Bonding and Buying

The first six months are critical bonding times for foxes, and it’s best to find one as young as possible. It could mean the difference between a successful and fraught relationship. Foxes are typically born in April, so start contacting breeders in March. 

According to owners, talking to them incessantly during the baby bonding period goes a long way. They learn your voice, which strengthens the relationship.

Here’s another marble fox tip: never spend more than $600 on one!

kit fox emerging from burrow
It is important to bond with a pet fox within the first six months of ownership to establish a bond.

Litter Training

Believe it or not, foxes can be litter trained. It will take much longer than it does for cats, which seem to instinctively understand that “the sandbox is for peeing.” Prepare to work on it for months with marble foxes. But once they get it, they get it!

Marble Fox Nature

Spaying and neutering foxes is a good idea. However, unlike dogs and cats, they will continue to mark their territory post-procedure.

Another difference between traditional pets and foxes is predictability — or a lack thereof. We learn our dogs’ and cats’ patterns because they establish daily routines. Their reactions are uniform and predictable, which allows us to plan for their comfort and ours.

But marble Foxes — like all wild foxes — are famously unpredictable. One day they may respond positively to a given stimulus and reject it the next. 

Things to Understand Before Getting a Fox

  1. If you’re in search of a cuddle buddy, marble foxes aren’t the answer. Yes, they have personalities — and are impressively independent — but they’re not super affectionate. Many don’t even like to be touched.
  2. Even if they bond with you, foxes will run away if given the opportunity. As such, quality enclosures are essential.
  3. Foxes cannot be punished like dogs and cats. Attempting to do so could end in disaster.
  4. Scent sensitive? If so, you may want to think twice about living with a marble fox. They smell way worse than dogs. Their stench is on par with skunk stank. 
  5. Foxes like to dig and burrow in holes to escape the heat.
A captive marble fox sitting on a tree stump.
Even once a bond is formed, a marble fox will run away at the first opportunity.

Marble Fox FAQ

What Are Baby Foxes Called?

Like all fox newborns, babies are called kits.

What’s a Marble Fox’s Lifespan?

They usually live for 10 to 15 years in captivity.

How Much Do Marble Foxes Weigh?

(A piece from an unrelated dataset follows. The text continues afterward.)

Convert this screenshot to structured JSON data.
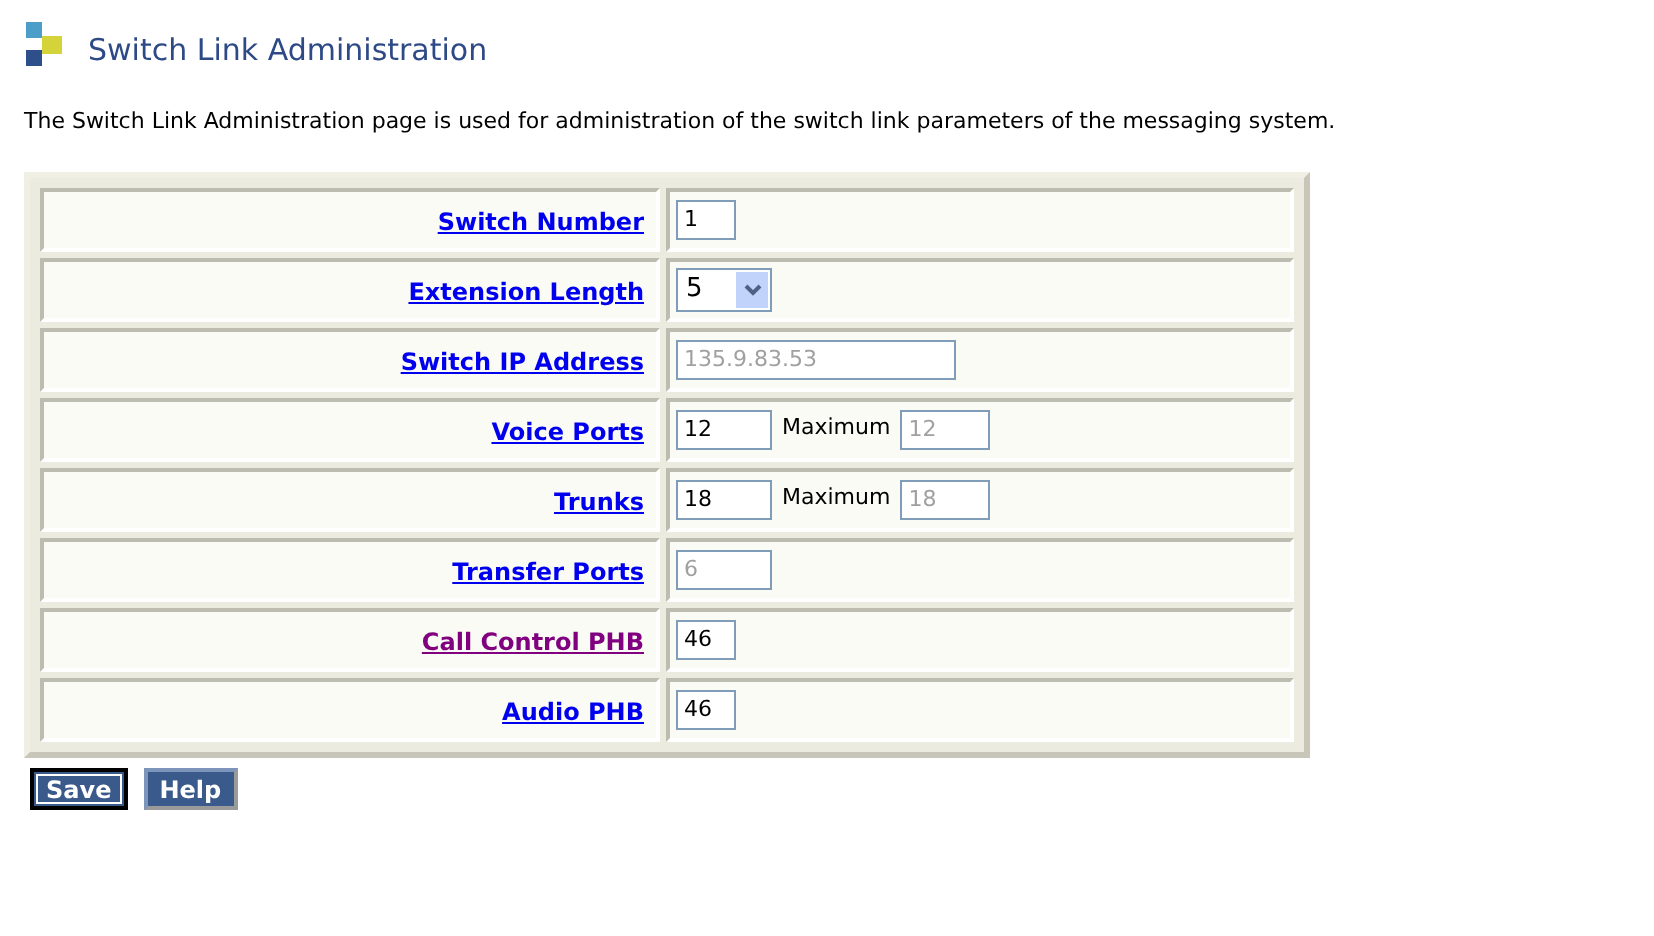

Marble foxes weigh between 6 and 20 pounds.

What’s the Main Difference Between Foxes and Wolves?

Foxes and wolves belong to the same taxonomic family: Canidae. So while they share genetic similarities, differences abound. For example, foxes are smaller than wolves. Also, wolves hunt in packs whereas foxes go it alone.

What Do Marble Foxes Eat?

Foxes eat red meat, poultry, veggies, fruits, and some dog foods. They love sweets, but most owners advise limiting them to a once-a-month treat.

Is it OK to Chain Them?

Some dogs can tolerate being chained up outside. Foxes cannot.

Do Marble Foxes Bark?

Yes, some bark like dogs. However, it’s a slightly different sound that’s often described as “more wild.”